Police Practice Guide for Smacking Law Confirms Worst Fears for Parents

The Police have confirmed that they will prosecute parents who lightly smack their children, even if the smacking is inconsequential.

In the Police Practice Guide released by Deputy Commissioner Rob Pope today, it states that “while smacking may, in some circumstances, be considered inconsequential, a prosecution may be warranted if such actions are repetitive or frequent.”

“This makes it quite clear that the discretion clause, trumpeted as the saviour to good parents, will only apply for a limited time and that in effect light smacking of an inconsequential nature will end up being prosecuted,” says Mr McCoskrie, National Director of Family First NZ. “This flies in the face of assurances given by Helen Clark and John Key.”

The Police Practice guide also acknowledges the confusing nature of the new law in its introduction by stating that “until case law develops on the section, it is not known how it will be interpreted and applied by the Courts.
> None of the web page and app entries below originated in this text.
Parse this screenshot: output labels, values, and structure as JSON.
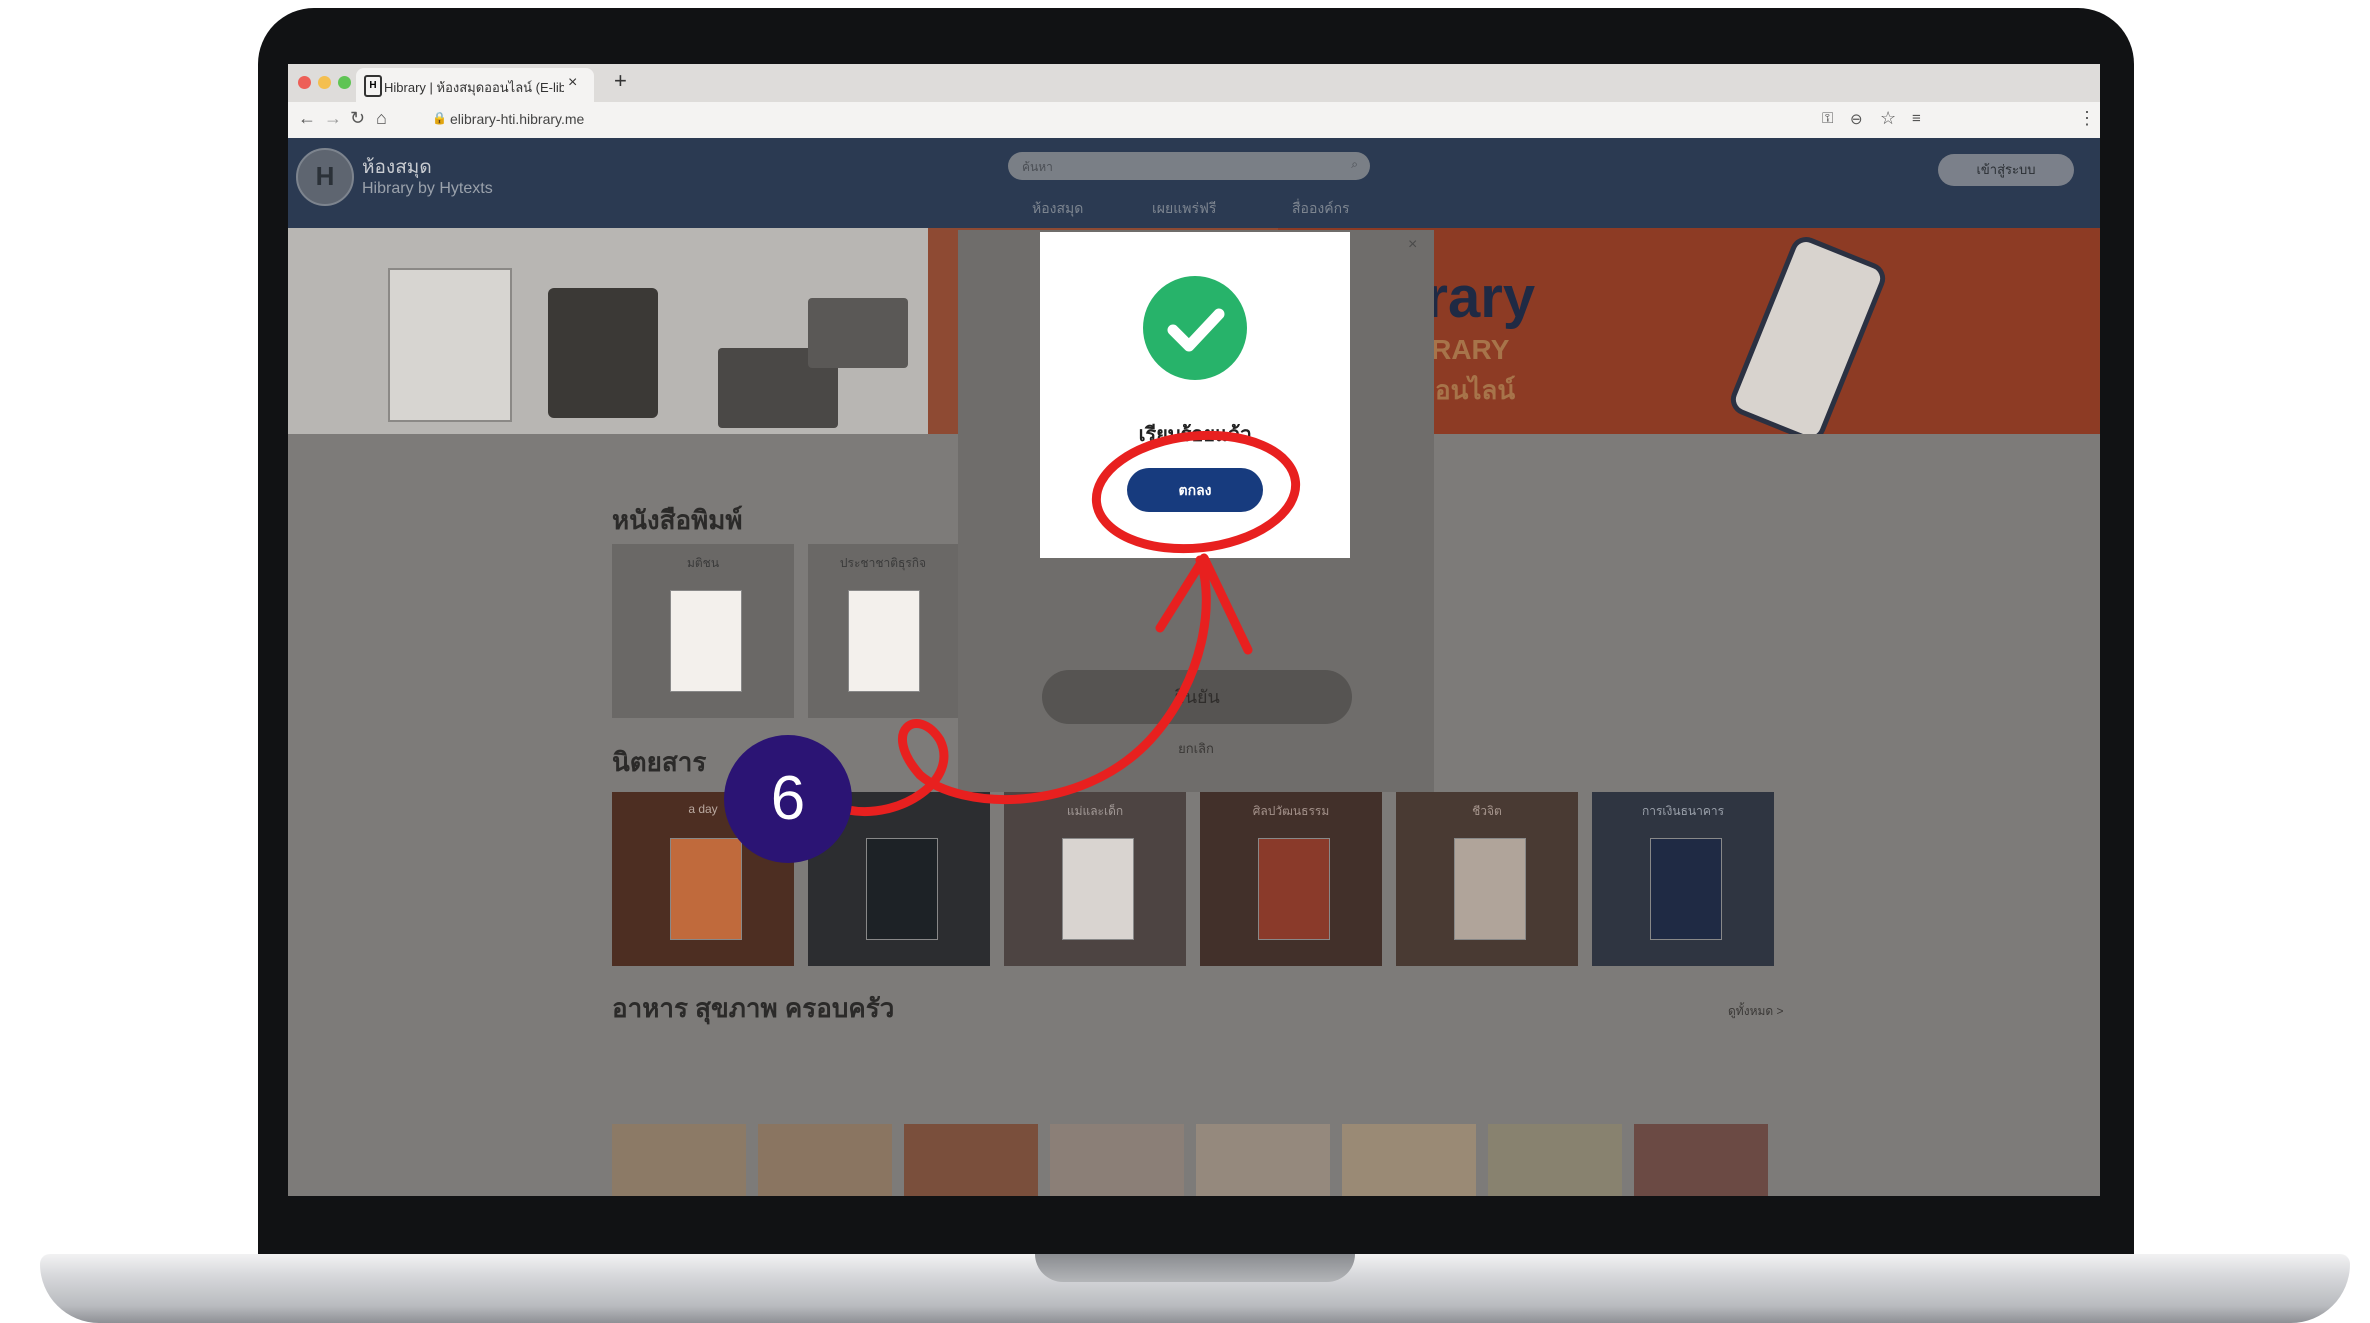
{
  "browser": {
    "tab_title": "Hibrary | ห้องสมุดออนไลน์ (E-lib",
    "url": "elibrary-hti.hibrary.me",
    "new_tab": "+",
    "close": "×",
    "favicon": "H"
  },
  "site": {
    "logo_letter": "H",
    "name": "ห้องสมุด",
    "subtitle": "Hibrary by Hytexts",
    "search_placeholder": "ค้นหา",
    "nav": [
      "ห้องสมุด",
      "เผยแพร่ฟรี",
      "สื่อองค์กร"
    ],
    "login_label": "เข้าสู่ระบบ"
  },
  "banner": {
    "brand": "Hibrary",
    "headline": "E-LIBRARY",
    "subline": "ห้องสมุดออนไลน์"
  },
  "sections": {
    "printed": {
      "title": "หนังสือพิมพ์",
      "cards": [
        "มติชน",
        "ประชาชาติธุรกิจ"
      ]
    },
    "magazines": {
      "title": "นิตยสาร",
      "cards": [
        "a day",
        "",
        "แม่และเด็ก",
        "ศิลปวัฒนธรรม",
        "ชีวจิต",
        "การเงินธนาคาร"
      ]
    },
    "food": {
      "title": "อาหาร สุขภาพ ครอบครัว",
      "see_all": "ดูทั้งหมด >"
    }
  },
  "login_panel": {
    "submit_label": "ยืนยัน",
    "cancel_label": "ยกเลิก"
  },
  "success_dialog": {
    "message": "เรียบร้อยแล้ว",
    "ok_label": "ตกลง"
  },
  "annotation": {
    "step_number": "6",
    "color": "#e8201f",
    "badge_color": "#2b1474"
  },
  "colors": {
    "header": "#2b3a52",
    "ok_button": "#173b7e",
    "success_check": "#27b36a"
  }
}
It will take time to see the impact of the new law.”

“If the Police are having difficulty determining the law and its effect, how is a parent trying to do a good job and parent effectively and within the law supposed to have confidence in what they are doing,” says Mr McCoskrie.

“The Practice Guide also confirms that the Police will be keeping records of all complaints – even those of a minor, trivial or inconsequential nature.”

“It is interesting to note that the Police, in the absence of clear definitions in the law of who is a “child” and what constitutes “reasonable force” will be forced to make subjective decisions based on the age and maturity of the child and the circumstances that led to the use of force. In other words, and ironically, we’re back to the original section 59.”

“The politicians have delivered a ‘feel-good’ law change to the Police with no substance or certainty for parents, and some poor family is going to be the ‘test case’ of a law which, according to a recent poll, 78% of NZ’ers will ignore and 77% say it will have no effect on child abuse.”

ENDS